According to the Eritrean constitution, the country's judiciary is independent from both the executive and legislative branches. In constitutional reality, however, the judiciary is not independent: as part of the Ministry of Justice, the judiciary is even dependent on it. Critics of Eritrea's political leadership are at risk of being arrested without a formal judicial process.


Until 1996, Eritrea was officially divided into ten provinces. These provinces and their provincial capitals, which originated from the Italian colonial era, were: Akkele Guzay (with the capital Addi Qayyeh ), Asmara (capital: Asmara), Barka (capital Agordat ), Denkalia ( Assab ), Gash Setit ( Barentu ), Hamasia (Asmara ), Sahel ( Nakfa ), Semhar ( Massaua ), Senhit ( Keren ) and Seraye ( Mendefera ).

With the Eritrean administrative reform of July 15, 1996, the number of provinces was reduced to a total of six:

Map of the administrative regions of Eritrea ( for the names see left )
No. Province (ዞባ) Sub-region (ንኡስ ዞባ)
1 Maekel
(ዞባ ማእከል)
Berikh, Ghala-Nefhi, Semienawi Mibraq, Serejaka, Debubawi Mibraq, Semienawi Mi'erab, Debubawi Mi'erab
2 Debub
(ዞባ ደቡብ)
Adi Keyh , Adi Quala , Areza, Debarwa , Dekemhare, Mai Ayni, Mai Mne, Mendefera, Segeneiti , Senafe , Tserona
3 Gash-Barka
(ዞባ ጋሽ ባርካ)
Agordat , Barentu , Dghe, Forto, Gogne, Haykota, Logo-Anseba, Mensura, Mogolo, Molki, Guluj, Schambuko, Tesseney, La'elay Gash
4th Anseba
(ዞባ ዓንሰባ)
Adi Tekelezan , Asmat, Elabered, Geleb, Hagaz, Halhal, Habero, Keren City, Kerkebet, Sel'a
5 Semienawi Kayih Bahri
(ዞባ ሰሜናዊ ቀይሕ ባሕሪ)
Afabet , Dahlak , Ghel'alo, Foro, Ghinda , Karura, Massaua , Nakfa , She'eb
6th Debubawi Kayih Bahri
(ዞባ ደቡባዊ ቀይሕ ባሕሪ)
Are'eta, Central Dankalia, Southern Dankalia, Assab

See also

Web links

Individual evidence

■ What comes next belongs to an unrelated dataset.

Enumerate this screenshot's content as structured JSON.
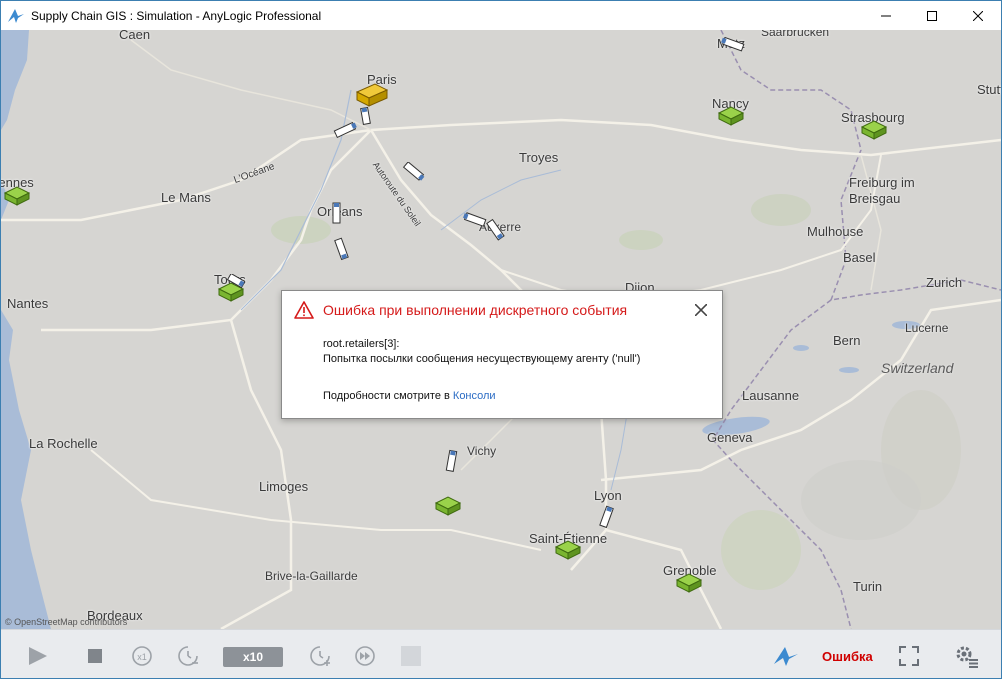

  1. Democracy Index 2008 as PDF ( english ) (533 kB)
  2. Reporters Without Borders : Ranking list Press Freedom Index 2009 ( Memento of the original from October 22, 2009 in the Internet Archive ) Info: The archive link was automatically inserted and not yet checked. Please check the original and archive link according to the instructions and then remove this notice. @1@ 2Template: Webachiv / IABot / www.rsf.org
  3. Brockhaus Encyclopedia in 5 volumes (2004), 2 (EIT-ISK), p. 1210
  4. a b c d Brockhaus Encyclopedia in 5 volumes (2004), 2 (EIT-ISK), p. 1209
  5. Eritrea - Domestic Policy. Federal Foreign Office, March 1, 2011, accessed April 6, 2011 .
  6. ^ A b Foreign Office: Women in Eritrean Politics
  7. Interview of Mr. Yemane Gebremeskel, Director of the Office of the President of Eritrea ( English ) Popular Front for Democracy and Justice . April 1, 2004. Retrieved June 7, 2006.
  8. ^ Federal Foreign Office: Domestic Policy and Law in Eritrea